(Material to process begins)

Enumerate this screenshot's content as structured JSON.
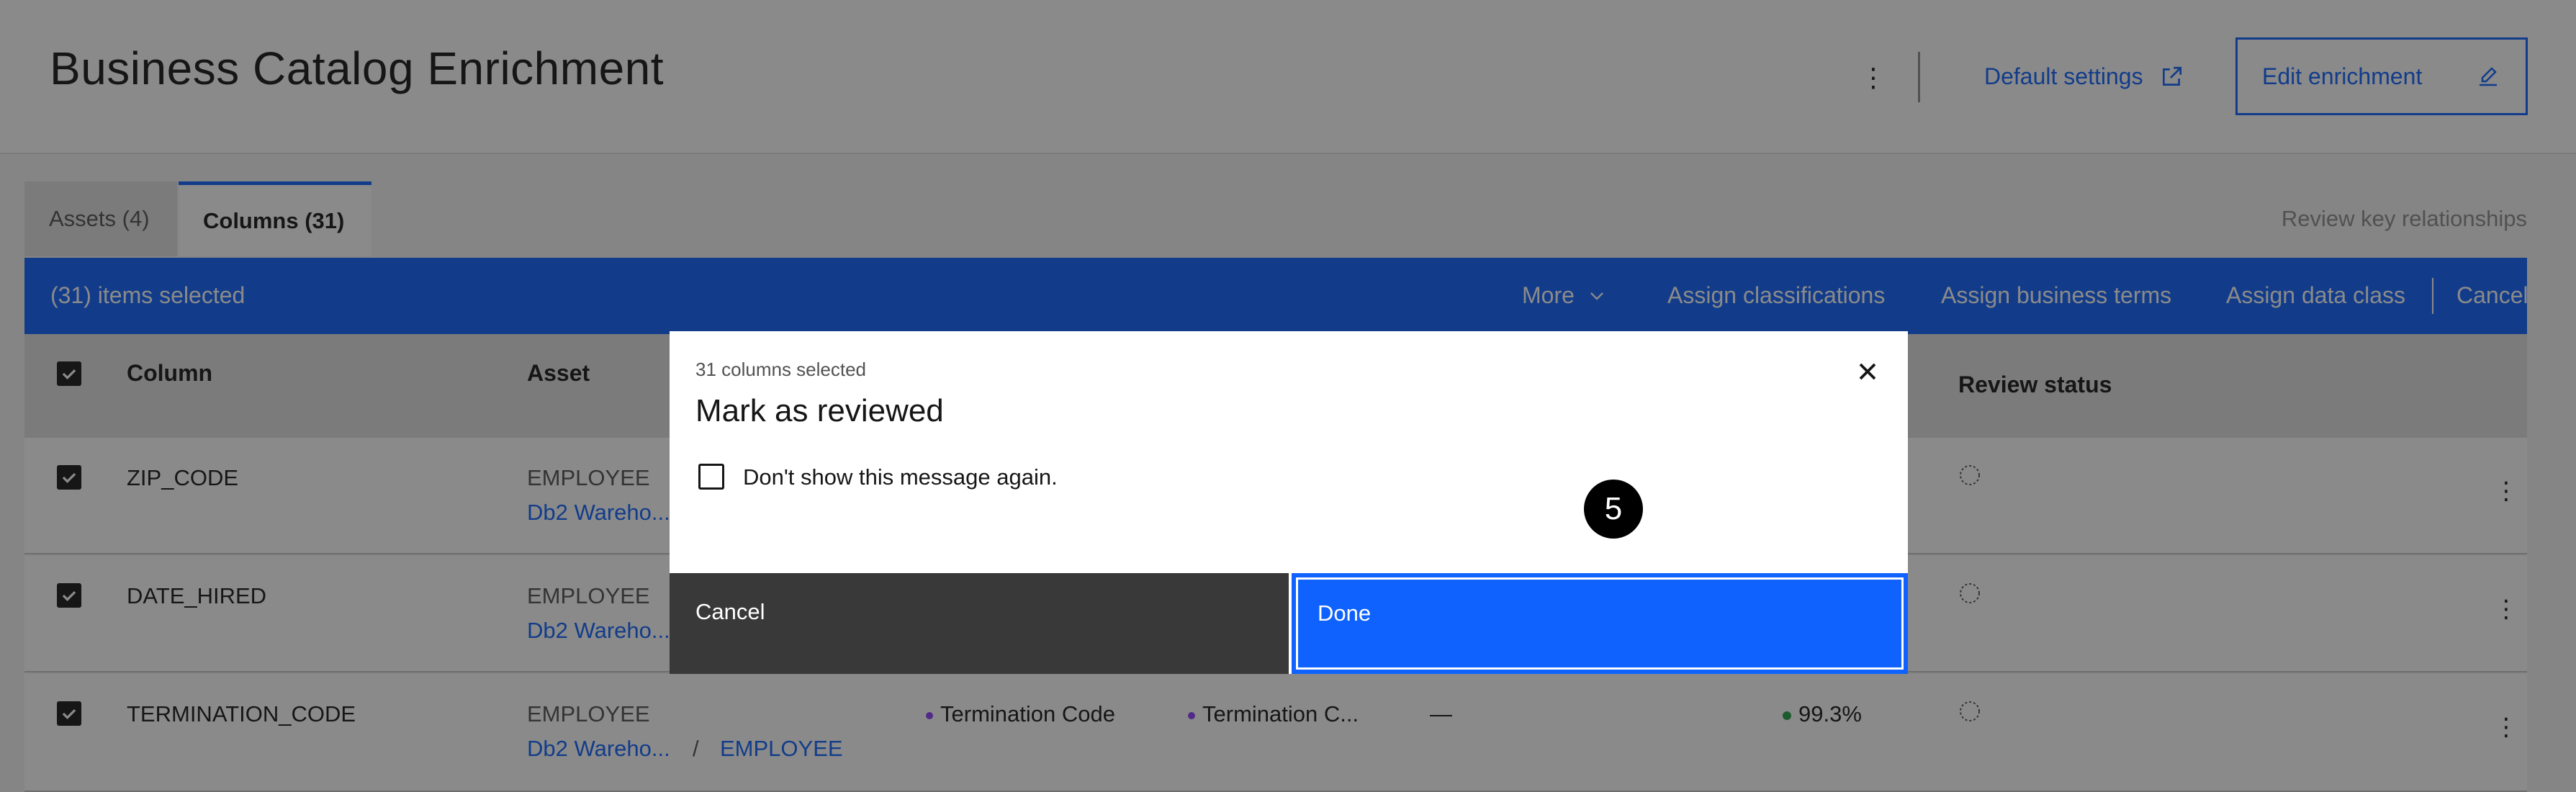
{
  "header": {
    "title": "Business Catalog Enrichment",
    "default_settings": "Default settings",
    "edit_enrichment": "Edit enrichment"
  },
  "tabs": [
    {
      "label": "Assets (4)"
    },
    {
      "label": "Columns (31)"
    }
  ],
  "review_key": "Review key relationships",
  "batch_bar": {
    "count": "(31) items selected",
    "more": "More",
    "assign_classifications": "Assign classifications",
    "assign_business_terms": "Assign business terms",
    "assign_data_class": "Assign data class",
    "cancel": "Cancel"
  },
  "table": {
    "headers": {
      "column": "Column",
      "asset": "Asset",
      "review_status": "Review status"
    },
    "rows": [
      {
        "column": "ZIP_CODE",
        "asset": "EMPLOYEE",
        "path": "Db2 Wareho...",
        "sep": "",
        "path_table": "",
        "term": "",
        "class": "",
        "dash": "",
        "score": ""
      },
      {
        "column": "DATE_HIRED",
        "asset": "EMPLOYEE",
        "path": "Db2 Wareho...",
        "sep": "",
        "path_table": "",
        "term": "",
        "class": "",
        "dash": "",
        "score": ""
      },
      {
        "column": "TERMINATION_CODE",
        "asset": "EMPLOYEE",
        "path": "Db2 Wareho...",
        "sep": "/",
        "path_table": "EMPLOYEE",
        "term": "Termination Code",
        "class": "Termination C...",
        "dash": "—",
        "score": "99.3%"
      }
    ]
  },
  "modal": {
    "label": "31 columns selected",
    "title": "Mark as reviewed",
    "checkbox_label": "Don't show this message again.",
    "cancel": "Cancel",
    "done": "Done",
    "step": "5"
  }
}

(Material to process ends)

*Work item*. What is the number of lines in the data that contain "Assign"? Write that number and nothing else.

*Completed exercise*. 3